In a letter sent to families of students from regional centres for education, chief medical officer Dr. Robert Strang thanked the community for their efforts to reduce the spread of COVID-19 over the last school year. What’s needed for continued COVID prevention is widespread immunization, he said.
“We all need two doses of vaccine to be fully protected, and it takes two weeks after your second dose to have full immunity. The first day of school is now about four weeks away,” reads the letter signed by Strang. “If you have children 12 and over who haven’t yet had their first or second dose of vaccine, I strongly encourage you to make an appointment for them as soon as you can.”
Given that Nova Scotia’s youngest students are not able to be vaccinated, reaching maximum vaccine rates among all other residents is the best way to protect the population as a whole, he goes on to explain.
Currently, Pfizer is working on vaccine trials for children. The pharmaceutical giant expects to submit vaccine safety data for kids aged five to 11 by the end of September. Moderna is also testing its vaccine in kids, and says it will submit results by the middle of the fall. Following the submission of data, it’ll be up to Health Canada to approve of the use of vaccines for kids. (Exactly how long it will take from the data being submitted to potential approval by Health Canada to the time a child under 11 can get their jab, however, is still uncertain.)
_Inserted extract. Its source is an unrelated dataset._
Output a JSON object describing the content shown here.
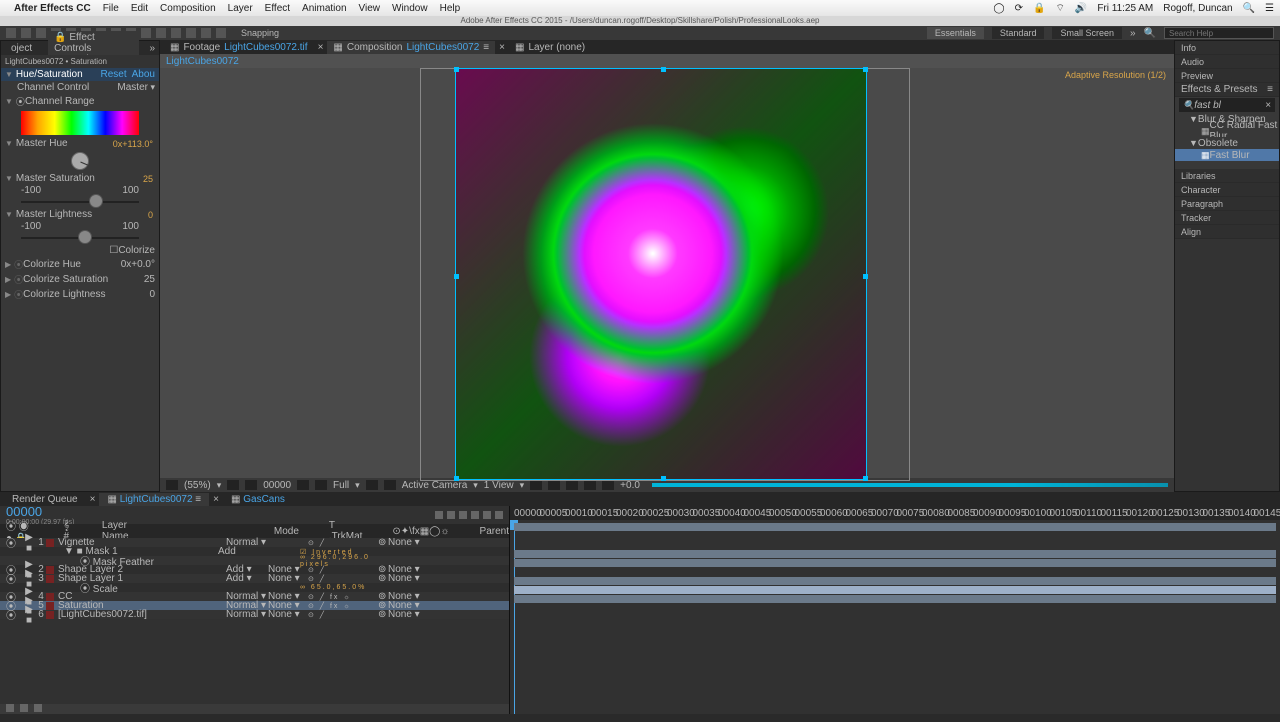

Nova Scotia has yet to release its back to school plan for managing COVID in the classrooms. Strang says in the letter it’ll be “available soon” and that public health is working closely with the education department on creating a detailed plan.